Market analysis and research is going to use very similar skills to prospect research, except in this instance you’ll be researching companies, industries, products, and services, not people. Competitive Intelligence work would also be applicable here. This type of work is about helping companies figure out how they can improve their market share or whether or not the products they want to sell will actually make them money, etc. Larger companies will probably have in-house teams handling this type of work; but there are also external market research firms that can be contracted to do this work on behalf of an organization. Similarly to the UX Researcher, you could be called upon to conduct research with people; so knowing how to do that and having an understanding of research ethics will come in handy in this type of position.
Think CIA Analysts, that kind of intelligence. You could call yourself a Spybrarian for fun. In this role, you would be called upon to analyze and evaluate information from databases and other sources including geographic information systems or public records. You’ll gather the data and then use it to report on criminal activities in hopes of anticipating and preventing them. Fact checking is a skill that will come in handy in this job. You might even get the chance to go into the field. Major law enforcement agents have vast teams of employees filling this role. Other regulatory bodies such as gaming commissions do as well.
Digital Asset Manager/Curator
This one seems pretty self explanatory from the title. You’ll be in charge of the management of an organizations digital assets. All of them. You’ll be responsible for organizing them and storing and retrieving them. You will create and enforce naming taxonomies and metadata schemes. You’ll be responsible for distribution of the assets internally and externally; so you’ll need to understand copyright and licensing as well. Digitization skills will play a role in your work here, so you’ll need to understand the standards surrounding that. This is another field that is only going to continue growing as more and more digital content is generated by organizations and as we come to rely on it. Think of this like records management, but your records aren’t just text they’re all types or text, images, and rich media.

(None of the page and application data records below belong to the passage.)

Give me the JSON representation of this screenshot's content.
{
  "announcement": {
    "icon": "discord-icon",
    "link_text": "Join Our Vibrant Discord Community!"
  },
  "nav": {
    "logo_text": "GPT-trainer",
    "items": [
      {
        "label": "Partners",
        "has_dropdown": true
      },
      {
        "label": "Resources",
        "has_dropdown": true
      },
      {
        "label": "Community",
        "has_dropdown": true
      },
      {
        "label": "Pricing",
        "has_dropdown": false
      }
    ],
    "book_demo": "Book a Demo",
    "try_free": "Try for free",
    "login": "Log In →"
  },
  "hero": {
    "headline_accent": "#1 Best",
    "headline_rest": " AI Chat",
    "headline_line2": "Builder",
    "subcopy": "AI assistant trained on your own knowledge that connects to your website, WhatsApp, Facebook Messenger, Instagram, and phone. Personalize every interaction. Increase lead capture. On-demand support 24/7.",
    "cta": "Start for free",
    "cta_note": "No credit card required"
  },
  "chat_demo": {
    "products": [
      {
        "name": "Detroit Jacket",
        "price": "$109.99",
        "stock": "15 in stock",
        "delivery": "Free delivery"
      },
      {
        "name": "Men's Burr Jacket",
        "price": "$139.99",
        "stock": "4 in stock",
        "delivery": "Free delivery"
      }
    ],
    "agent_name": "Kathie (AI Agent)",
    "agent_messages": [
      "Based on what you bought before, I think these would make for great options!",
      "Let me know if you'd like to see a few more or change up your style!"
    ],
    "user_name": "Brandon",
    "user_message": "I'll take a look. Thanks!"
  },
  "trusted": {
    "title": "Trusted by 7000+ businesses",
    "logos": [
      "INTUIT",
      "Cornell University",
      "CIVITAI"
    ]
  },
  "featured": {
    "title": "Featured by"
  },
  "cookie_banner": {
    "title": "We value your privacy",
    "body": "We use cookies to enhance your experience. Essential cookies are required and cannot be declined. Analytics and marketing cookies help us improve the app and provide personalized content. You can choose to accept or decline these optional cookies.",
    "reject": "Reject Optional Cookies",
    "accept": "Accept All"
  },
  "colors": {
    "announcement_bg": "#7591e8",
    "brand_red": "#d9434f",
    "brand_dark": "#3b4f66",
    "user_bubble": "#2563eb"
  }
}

There are so many other possibilities out there. I highly encourage you to take off your library blinders and seek them out. You know what you’re capable of and you can make an employer see that the skills you have to bring to the table fit their needs, even if they didn’t know that when they wrote their job ad.